Trusts
The benefit of this is that the assets are then not legally assets of the beneficiaries and as such are not attackable from claims on the beneficiaries. These could range from divorce proceedings, creditors, long-term care fees and in some cases, Inheritance Tax.

Similarly assets settled in a Trust would not impact the entitlement to a beneficiary’s Social Benefits.

The use of Trusts can be a means of ensuring that an intended inheritance can be appropriately managed and protected for a ‘vulnerable’ beneficiary. Guidance can be given to the Trustees as to the specific intentions for such beneficiaries.

A Trust can be established by almost anyone over the age of 18. It is created by the ‘Settlor’ settling assets to the Trustees. This initially can be a nominal amount such as £10. Ultimately, further assets can be settled to the Trustees at any time either during the client’s lifetime or on their death.

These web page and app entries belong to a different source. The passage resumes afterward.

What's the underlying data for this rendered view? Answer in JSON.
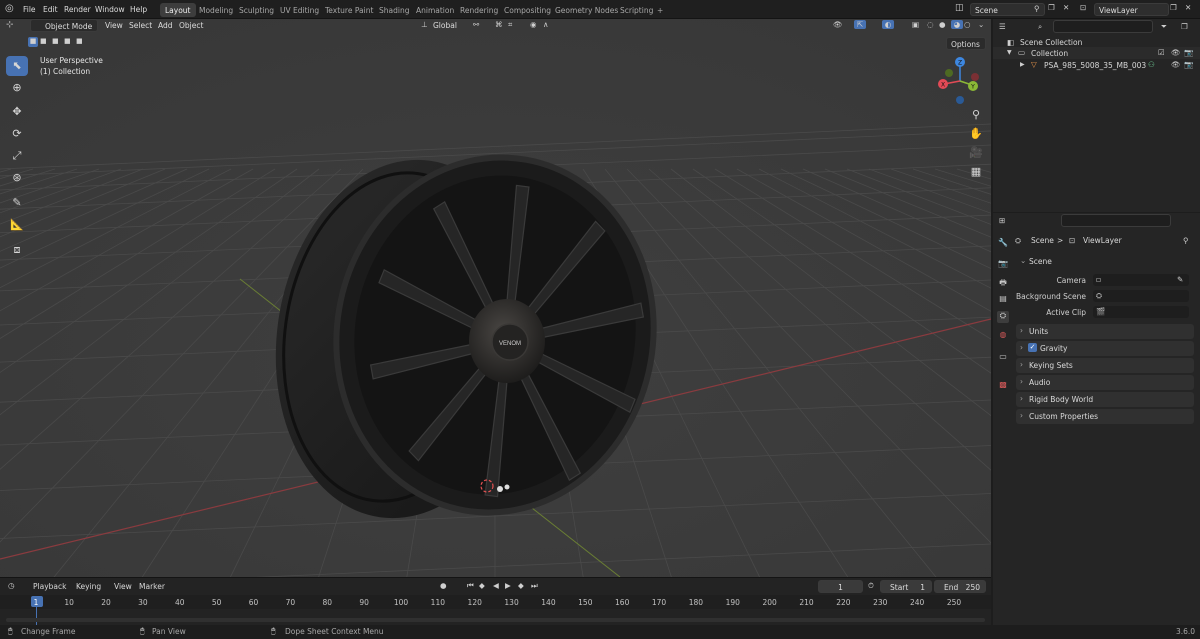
{
  "topbar": {
    "menus": [
      "File",
      "Edit",
      "Render",
      "Window",
      "Help"
    ],
    "workspaces": [
      "Layout",
      "Modeling",
      "Sculpting",
      "UV Editing",
      "Texture Paint",
      "Shading",
      "Animation",
      "Rendering",
      "Compositing",
      "Geometry Nodes",
      "Scripting"
    ],
    "active_workspace": "Layout",
    "add_tab": "+",
    "scene_name": "Scene",
    "view_layer_name": "ViewLayer"
  },
  "viewport": {
    "mode": "Object Mode",
    "menus": [
      "View",
      "Select",
      "Add",
      "Object"
    ],
    "transform_orientation": "Global",
    "overlay_title": "User Perspective",
    "overlay_subtitle": "(1) Collection",
    "options_label": "Options",
    "gizmo": {
      "x": "X",
      "y": "Y",
      "z": "Z"
    },
    "wheel_logo": "VENOM"
  },
  "outliner": {
    "root": "Scene Collection",
    "collection": "Collection",
    "object": "PSA_985_5008_35_MB_003"
  },
  "properties": {
    "breadcrumb_scene": "Scene",
    "breadcrumb_sep": ">",
    "breadcrumb_layer": "ViewLayer",
    "scene_panel": "Scene",
    "camera_label": "Camera",
    "background_label": "Background Scene",
    "clip_label": "Active Clip",
    "panels": [
      "Units",
      "Gravity",
      "Keying Sets",
      "Audio",
      "Rigid Body World",
      "Custom Properties"
    ],
    "gravity_checked": true
  },
  "timeline": {
    "menus": [
      "Playback",
      "Keying",
      "View",
      "Marker"
    ],
    "current_frame": "1",
    "start_label": "Start",
    "start_value": "1",
    "end_label": "End",
    "end_value": "250",
    "ticks": [
      "1",
      "10",
      "20",
      "30",
      "40",
      "50",
      "60",
      "70",
      "80",
      "90",
      "100",
      "110",
      "120",
      "130",
      "140",
      "150",
      "160",
      "170",
      "180",
      "190",
      "200",
      "210",
      "220",
      "230",
      "240",
      "250"
    ]
  },
  "statusbar": {
    "left": "Change Frame",
    "middle": "Pan View",
    "right": "Dope Sheet Context Menu",
    "version": "3.6.0"
  },
  "colors": {
    "accent": "#4772b3",
    "axis_x": "#e34a56",
    "axis_y": "#8bb836",
    "axis_z": "#3d87e0",
    "grid": "#4a4a4a",
    "viewport_bg": "#3c3c3c"
  }
}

Trusts and Tax Reduction

• Assets assigned to Trust can potentially reduce the tax payable.
• Trusts are also subject to tax, but appropriate management by       the Trustees can reduce any amount due substantially.
• Trusts can significantly reduce the impact of tax on future generations.


There are four types of tax which could affect you and your estate...
Corporation Tax
Corporation tax is paid by limited companies on their profits.

Corporation tax is not payable by the selfemployed but does apply to the following organisations, even if they are not limited companies:

• Members' clubs, societies and associations.
• Trade associations.
• Housing associations.
• Groups of individuals carrying on a business but not as a partnership, eg co-operatives.
Capital Gains Tax
CGT is a tax on capital ‘gains’. If when you sell or give away an asset it has increased in value, you may be taxable on the ‘gain’ (profit). This doesn’t apply when you sell personal belongings worth £6,000 or less or in most cases, your main home.

You may have to pay CGT if you:
• Sell, give away, exchange or otherwise dispose of (cease to own) an asset or part of an asset.
• Receive money from an asset - for example compensation for a damaged asset.
Inheritance Tax
This is a tax on the value of a person’s estate on death and on certain gifts made by an individual during their lifetime.

Broadly speaking your estate is everything you own at the time of your death, less what you owe. It’s also sometimes payable on assets you may have given away during your lifetime.

Assets include things like property, possessions, money and investments.
Income Tax
Income Tax is a tax on income. Not all income is taxable - and you’re only taxed on ‘taxable income’ above a certain level. Even then, there are other reliefs and allowances that can reduce your Income Tax bill - and in some cases mean you have no tax to pay.

Taxable income includes:
• Earnings from employment
• Earnings from self-employment
• Most pensions income (State, company and personal pensions)
• Interest on most savings
• Income from shares (Dividends)
• Rental income
• Income paid to you from a trust
So whether you own your own business and your concern is Corporation Tax, own property or hold other forms of assets which would fall prey to Capital Gains Tax, or believe Inheritance Tax will become an issue for your intended beneficiaries; Rafter Wills and Estate Planning can provide you with the correct type of tax planning to ensure as much tax as possible is saved.

We are experts in providing advice on all aspects of tax planning and with the use of Trusts, will provide these ultimate tax savings.
For more information and to download an information pack, please visit our Media page.
What is a Trust?
A common definition for a Trust is ‘a legal obligation where one or more “Trustees” are legally responsible for managing the Trust assets on behalf of the beneficiaries’.

Fundamentally, a Trust is used by someone who wants persons (Trustees) to manage their assets which they originally owned, for other persons (beneficiaries).
Contact us now to arrange a free initial meeting:
Email: enquiries@rafterwills.co.uk
Telephone: 01604 889073